» Your assignment:
Please print the records below word for word.

» Source data:
+ + + +

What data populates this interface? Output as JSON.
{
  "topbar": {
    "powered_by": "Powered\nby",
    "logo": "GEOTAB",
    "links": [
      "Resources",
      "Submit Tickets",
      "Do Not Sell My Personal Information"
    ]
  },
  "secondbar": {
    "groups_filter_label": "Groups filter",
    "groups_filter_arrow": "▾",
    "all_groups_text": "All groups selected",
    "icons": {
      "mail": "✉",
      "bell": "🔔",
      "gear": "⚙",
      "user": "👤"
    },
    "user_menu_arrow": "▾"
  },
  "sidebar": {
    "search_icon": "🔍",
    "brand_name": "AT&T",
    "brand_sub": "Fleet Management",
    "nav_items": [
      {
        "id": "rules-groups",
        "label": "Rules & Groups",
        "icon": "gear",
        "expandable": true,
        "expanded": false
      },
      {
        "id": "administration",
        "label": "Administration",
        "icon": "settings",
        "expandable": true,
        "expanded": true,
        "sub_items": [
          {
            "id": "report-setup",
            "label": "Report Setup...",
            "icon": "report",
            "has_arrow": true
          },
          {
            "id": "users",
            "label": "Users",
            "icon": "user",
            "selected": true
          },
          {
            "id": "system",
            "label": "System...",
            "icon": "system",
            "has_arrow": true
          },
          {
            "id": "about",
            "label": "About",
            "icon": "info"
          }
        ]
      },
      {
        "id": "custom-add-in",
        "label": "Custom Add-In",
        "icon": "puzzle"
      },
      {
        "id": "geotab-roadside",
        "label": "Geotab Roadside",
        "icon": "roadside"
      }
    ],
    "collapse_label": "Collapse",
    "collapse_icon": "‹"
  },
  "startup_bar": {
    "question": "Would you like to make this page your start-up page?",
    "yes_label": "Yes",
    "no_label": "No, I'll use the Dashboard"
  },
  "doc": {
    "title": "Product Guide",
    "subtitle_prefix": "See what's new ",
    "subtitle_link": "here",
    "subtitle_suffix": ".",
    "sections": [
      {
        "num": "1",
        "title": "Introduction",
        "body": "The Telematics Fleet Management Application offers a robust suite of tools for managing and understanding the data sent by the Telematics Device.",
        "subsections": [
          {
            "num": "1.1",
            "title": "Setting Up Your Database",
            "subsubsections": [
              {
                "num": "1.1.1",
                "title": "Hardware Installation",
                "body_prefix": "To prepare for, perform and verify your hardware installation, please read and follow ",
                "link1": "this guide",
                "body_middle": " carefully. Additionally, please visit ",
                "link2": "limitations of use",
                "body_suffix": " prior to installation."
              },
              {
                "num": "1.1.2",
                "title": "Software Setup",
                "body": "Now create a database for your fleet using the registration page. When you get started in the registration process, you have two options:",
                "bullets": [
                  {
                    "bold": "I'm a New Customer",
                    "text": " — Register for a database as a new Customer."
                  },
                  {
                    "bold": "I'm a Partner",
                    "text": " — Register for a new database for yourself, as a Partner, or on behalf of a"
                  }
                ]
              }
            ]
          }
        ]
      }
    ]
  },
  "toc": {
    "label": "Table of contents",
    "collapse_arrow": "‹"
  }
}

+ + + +

» Expected answer:
What data populates this interface? Output as JSON.
{
  "topbar": {
    "powered_by": "Powered\nby",
    "logo": "GEOTAB",
    "links": [
      "Resources",
      "Submit Tickets",
      "Do Not Sell My Personal Information"
    ]
  },
  "secondbar": {
    "groups_filter_label": "Groups filter",
    "groups_filter_arrow": "▾",
    "all_groups_text": "All groups selected",
    "icons": {
      "mail": "✉",
      "bell": "🔔",
      "gear": "⚙",
      "user": "👤"
    },
    "user_menu_arrow": "▾"
  },
  "sidebar": {
    "search_icon": "🔍",
    "brand_name": "AT&T",
    "brand_sub": "Fleet Management",
    "nav_items": [
      {
        "id": "rules-groups",
        "label": "Rules & Groups",
        "icon": "gear",
        "expandable": true,
        "expanded": false
      },
      {
        "id": "administration",
        "label": "Administration",
        "icon": "settings",
        "expandable": true,
        "expanded": true,
        "sub_items": [
          {
            "id": "report-setup",
            "label": "Report Setup...",
            "icon": "report",
            "has_arrow": true
          },
          {
            "id": "users",
            "label": "Users",
            "icon": "user",
            "selected": true
          },
          {
            "id": "system",
            "label": "System...",
            "icon": "system",
            "has_arrow": true
          },
          {
            "id": "about",
            "label": "About",
            "icon": "info"
          }
        ]
      },
      {
        "id": "custom-add-in",
        "label": "Custom Add-In",
        "icon": "puzzle"
      },
      {
        "id": "geotab-roadside",
        "label": "Geotab Roadside",
        "icon": "roadside"
      }
    ],
    "collapse_label": "Collapse",
    "collapse_icon": "‹"
  },
  "startup_bar": {
    "question": "Would you like to make this page your start-up page?",
    "yes_label": "Yes",
    "no_label": "No, I'll use the Dashboard"
  },
  "doc": {
    "title": "Product Guide",
    "subtitle_prefix": "See what's new ",
    "subtitle_link": "here",
    "subtitle_suffix": ".",
    "sections": [
      {
        "num": "1",
        "title": "Introduction",
        "body": "The Telematics Fleet Management Application offers a robust suite of tools for managing and understanding the data sent by the Telematics Device.",
        "subsections": [
          {
            "num": "1.1",
            "title": "Setting Up Your Database",
            "subsubsections": [
              {
                "num": "1.1.1",
                "title": "Hardware Installation",
                "body_prefix": "To prepare for, perform and verify your hardware installation, please read and follow ",
                "link1": "this guide",
                "body_middle": " carefully. Additionally, please visit ",
                "link2": "limitations of use",
                "body_suffix": " prior to installation."
              },
              {
                "num": "1.1.2",
                "title": "Software Setup",
                "body": "Now create a database for your fleet using the registration page. When you get started in the registration process, you have two options:",
                "bullets": [
                  {
                    "bold": "I'm a New Customer",
                    "text": " — Register for a database as a new Customer."
                  },
                  {
                    "bold": "I'm a Partner",
                    "text": " — Register for a new database for yourself, as a Partner, or on behalf of a"
                  }
                ]
              }
            ]
          }
        ]
      }
    ]
  },
  "toc": {
    "label": "Table of contents",
    "collapse_arrow": "‹"
  }
}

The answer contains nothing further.